Work instructions:
In the listing that follows, count every line holding the word "title" and give only the count.

Data to examine:
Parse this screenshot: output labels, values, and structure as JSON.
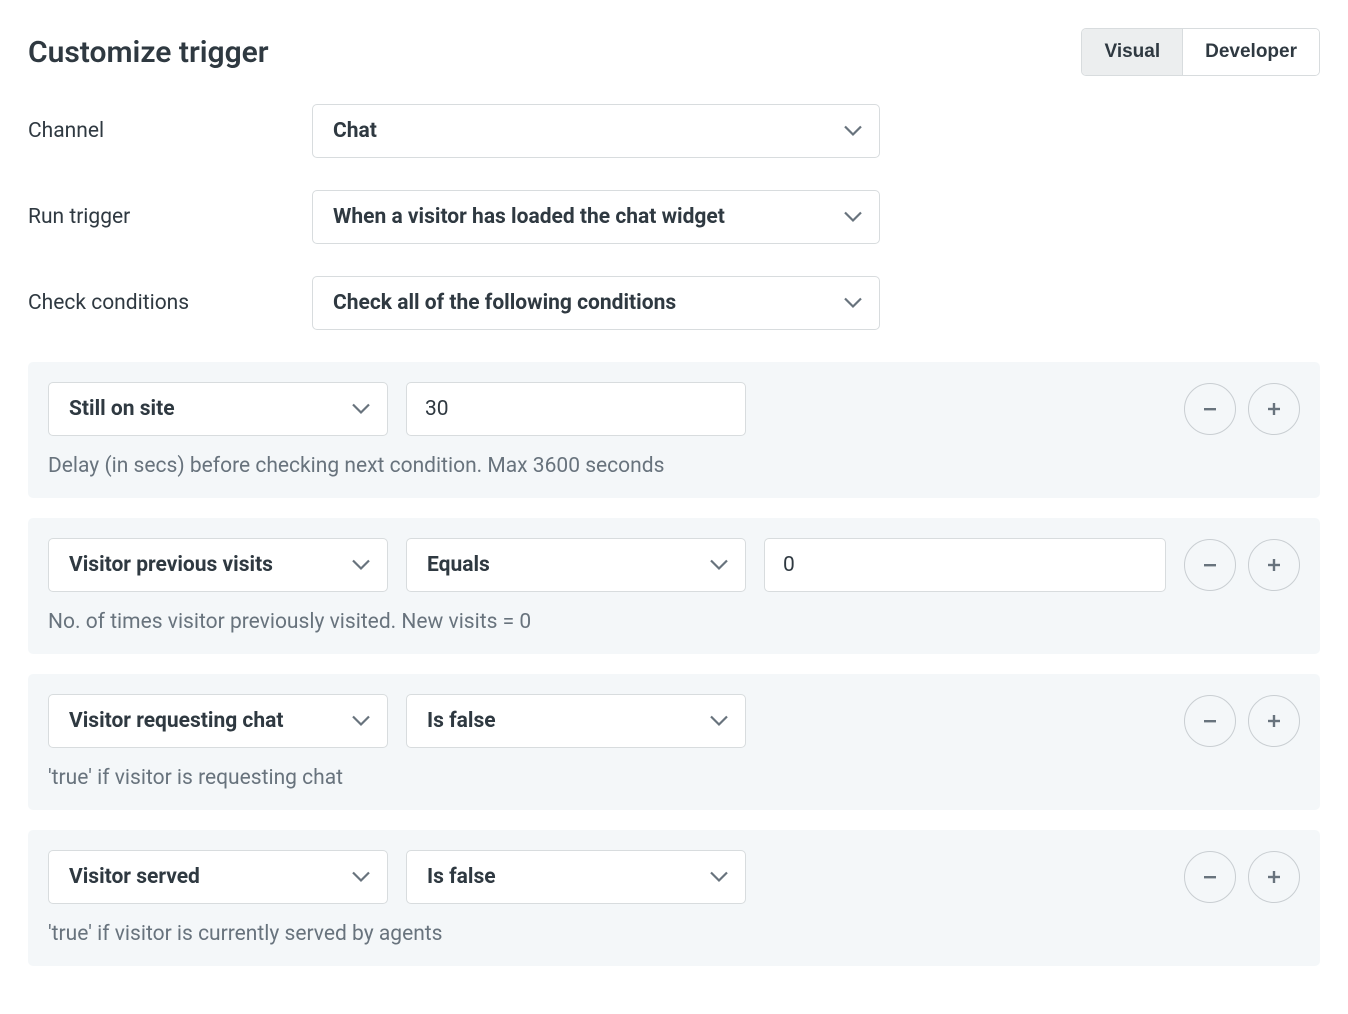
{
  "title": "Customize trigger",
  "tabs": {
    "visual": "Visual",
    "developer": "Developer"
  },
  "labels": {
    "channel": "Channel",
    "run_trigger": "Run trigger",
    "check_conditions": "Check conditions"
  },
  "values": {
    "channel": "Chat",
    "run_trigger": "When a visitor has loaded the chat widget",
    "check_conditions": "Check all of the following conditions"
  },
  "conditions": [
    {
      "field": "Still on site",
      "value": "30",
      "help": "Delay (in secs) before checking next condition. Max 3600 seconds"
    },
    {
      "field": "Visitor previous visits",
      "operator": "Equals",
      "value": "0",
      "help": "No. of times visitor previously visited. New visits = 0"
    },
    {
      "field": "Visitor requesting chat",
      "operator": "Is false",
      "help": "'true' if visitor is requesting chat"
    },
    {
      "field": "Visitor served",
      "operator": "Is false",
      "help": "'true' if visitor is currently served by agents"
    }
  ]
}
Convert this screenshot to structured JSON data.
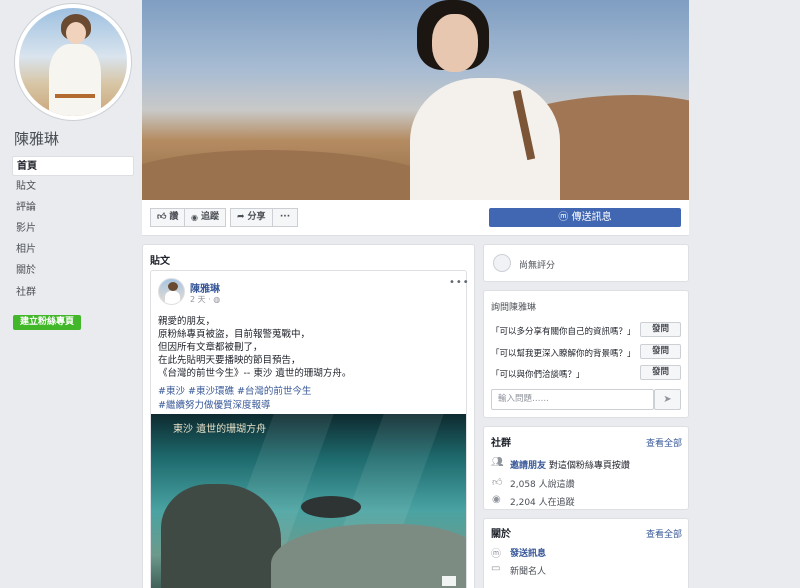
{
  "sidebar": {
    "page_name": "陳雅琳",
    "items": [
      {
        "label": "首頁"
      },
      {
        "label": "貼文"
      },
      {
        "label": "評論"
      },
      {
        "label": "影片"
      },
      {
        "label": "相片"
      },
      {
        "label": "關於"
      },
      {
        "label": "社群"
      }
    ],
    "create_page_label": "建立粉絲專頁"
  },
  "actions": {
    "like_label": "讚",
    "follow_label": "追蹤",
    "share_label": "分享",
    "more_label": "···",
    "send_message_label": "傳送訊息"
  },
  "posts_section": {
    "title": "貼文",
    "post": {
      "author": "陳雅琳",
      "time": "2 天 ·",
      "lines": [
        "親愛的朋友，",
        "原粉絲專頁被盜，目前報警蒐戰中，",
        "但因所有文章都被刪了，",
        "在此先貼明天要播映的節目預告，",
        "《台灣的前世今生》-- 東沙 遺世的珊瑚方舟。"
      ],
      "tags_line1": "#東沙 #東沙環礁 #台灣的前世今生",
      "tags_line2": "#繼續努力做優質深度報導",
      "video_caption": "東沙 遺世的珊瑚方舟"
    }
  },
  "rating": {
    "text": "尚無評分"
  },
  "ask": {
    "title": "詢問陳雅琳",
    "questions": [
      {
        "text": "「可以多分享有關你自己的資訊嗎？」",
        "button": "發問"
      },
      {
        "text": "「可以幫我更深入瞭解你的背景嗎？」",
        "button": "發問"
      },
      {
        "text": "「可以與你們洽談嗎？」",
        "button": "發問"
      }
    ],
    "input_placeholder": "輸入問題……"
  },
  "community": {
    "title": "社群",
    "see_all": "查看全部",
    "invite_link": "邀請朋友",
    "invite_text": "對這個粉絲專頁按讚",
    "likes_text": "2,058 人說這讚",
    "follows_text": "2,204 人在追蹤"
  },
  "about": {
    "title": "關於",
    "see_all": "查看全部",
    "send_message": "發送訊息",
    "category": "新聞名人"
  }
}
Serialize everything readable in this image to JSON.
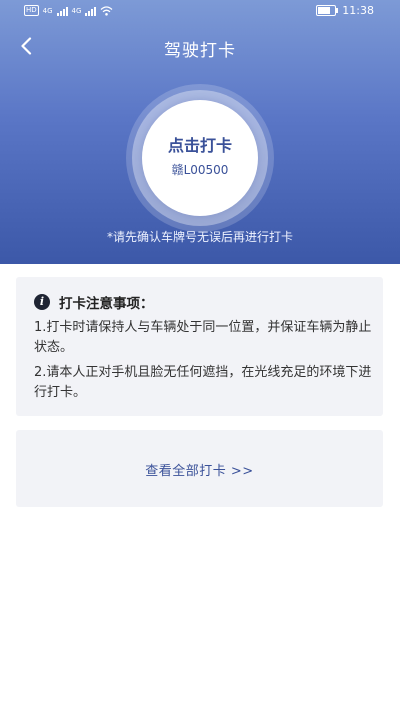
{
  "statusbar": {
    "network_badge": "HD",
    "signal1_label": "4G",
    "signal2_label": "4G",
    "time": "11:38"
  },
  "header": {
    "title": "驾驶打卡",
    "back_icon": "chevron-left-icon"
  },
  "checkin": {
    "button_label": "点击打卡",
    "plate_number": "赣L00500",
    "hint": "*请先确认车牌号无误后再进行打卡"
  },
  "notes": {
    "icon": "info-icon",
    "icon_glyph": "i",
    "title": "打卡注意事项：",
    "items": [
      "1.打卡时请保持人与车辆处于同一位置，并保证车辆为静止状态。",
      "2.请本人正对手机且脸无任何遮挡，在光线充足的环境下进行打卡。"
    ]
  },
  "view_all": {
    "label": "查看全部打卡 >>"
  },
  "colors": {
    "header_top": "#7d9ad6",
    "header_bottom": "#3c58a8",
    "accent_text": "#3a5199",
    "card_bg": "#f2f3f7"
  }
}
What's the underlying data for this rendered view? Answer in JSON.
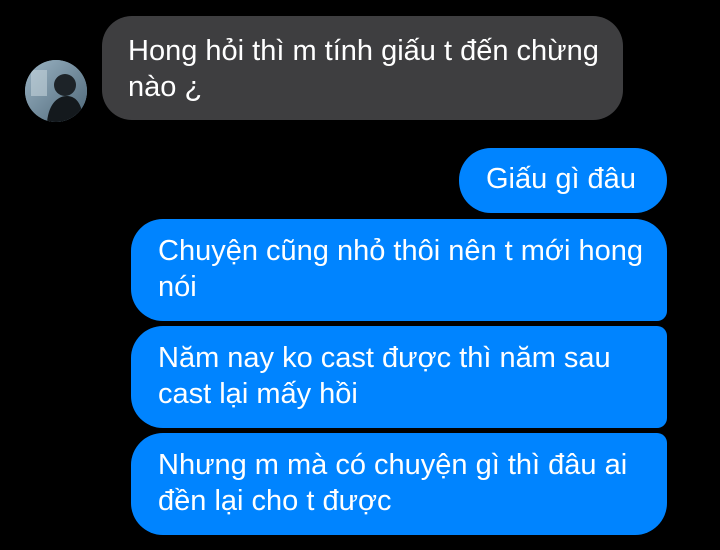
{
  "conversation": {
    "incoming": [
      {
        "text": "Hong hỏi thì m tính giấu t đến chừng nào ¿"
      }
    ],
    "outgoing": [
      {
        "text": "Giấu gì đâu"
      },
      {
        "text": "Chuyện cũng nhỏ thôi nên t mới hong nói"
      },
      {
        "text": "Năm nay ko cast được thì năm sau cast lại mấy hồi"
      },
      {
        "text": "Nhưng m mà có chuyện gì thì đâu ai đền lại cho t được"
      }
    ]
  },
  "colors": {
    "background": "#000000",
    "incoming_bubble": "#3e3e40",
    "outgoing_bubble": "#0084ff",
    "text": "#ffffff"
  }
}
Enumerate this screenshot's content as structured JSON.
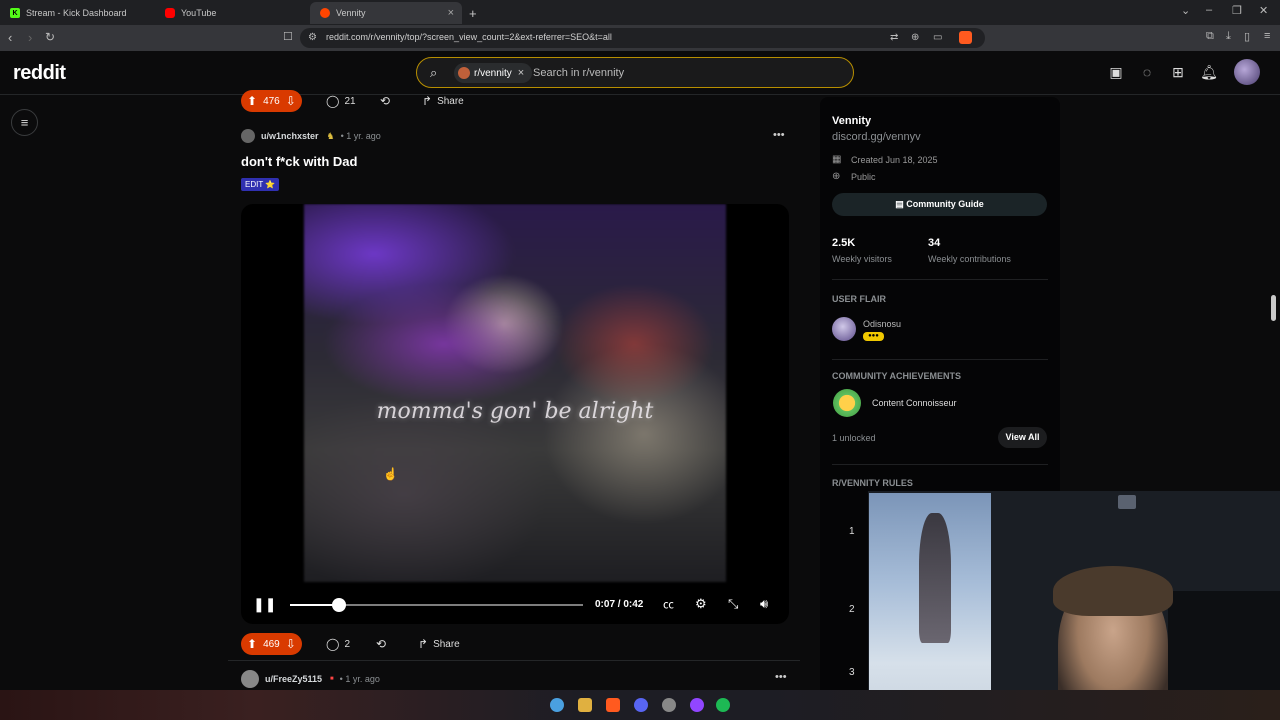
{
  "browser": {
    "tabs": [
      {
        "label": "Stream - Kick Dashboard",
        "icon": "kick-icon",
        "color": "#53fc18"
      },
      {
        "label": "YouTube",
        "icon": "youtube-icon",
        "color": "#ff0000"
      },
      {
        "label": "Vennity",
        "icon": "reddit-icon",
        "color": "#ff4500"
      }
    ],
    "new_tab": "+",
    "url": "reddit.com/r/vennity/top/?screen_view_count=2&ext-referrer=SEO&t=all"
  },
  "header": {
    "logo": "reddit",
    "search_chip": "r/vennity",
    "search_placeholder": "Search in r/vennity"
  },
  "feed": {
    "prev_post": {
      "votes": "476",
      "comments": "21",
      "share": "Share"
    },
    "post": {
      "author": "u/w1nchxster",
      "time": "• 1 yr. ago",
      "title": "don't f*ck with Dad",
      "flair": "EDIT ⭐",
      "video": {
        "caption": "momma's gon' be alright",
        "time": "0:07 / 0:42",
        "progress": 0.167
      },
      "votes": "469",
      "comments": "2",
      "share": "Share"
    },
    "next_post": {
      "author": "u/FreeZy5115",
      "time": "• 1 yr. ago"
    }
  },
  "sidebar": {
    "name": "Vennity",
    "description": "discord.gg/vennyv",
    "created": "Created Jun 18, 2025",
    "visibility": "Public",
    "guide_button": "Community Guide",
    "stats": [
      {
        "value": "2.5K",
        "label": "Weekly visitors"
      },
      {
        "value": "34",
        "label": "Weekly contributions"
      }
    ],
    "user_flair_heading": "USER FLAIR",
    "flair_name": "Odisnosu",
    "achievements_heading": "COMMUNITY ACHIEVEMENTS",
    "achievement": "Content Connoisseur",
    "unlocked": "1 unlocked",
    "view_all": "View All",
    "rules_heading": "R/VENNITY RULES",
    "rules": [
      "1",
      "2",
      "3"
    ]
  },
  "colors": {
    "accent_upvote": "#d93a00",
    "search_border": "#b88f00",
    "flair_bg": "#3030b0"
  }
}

Your solution:
8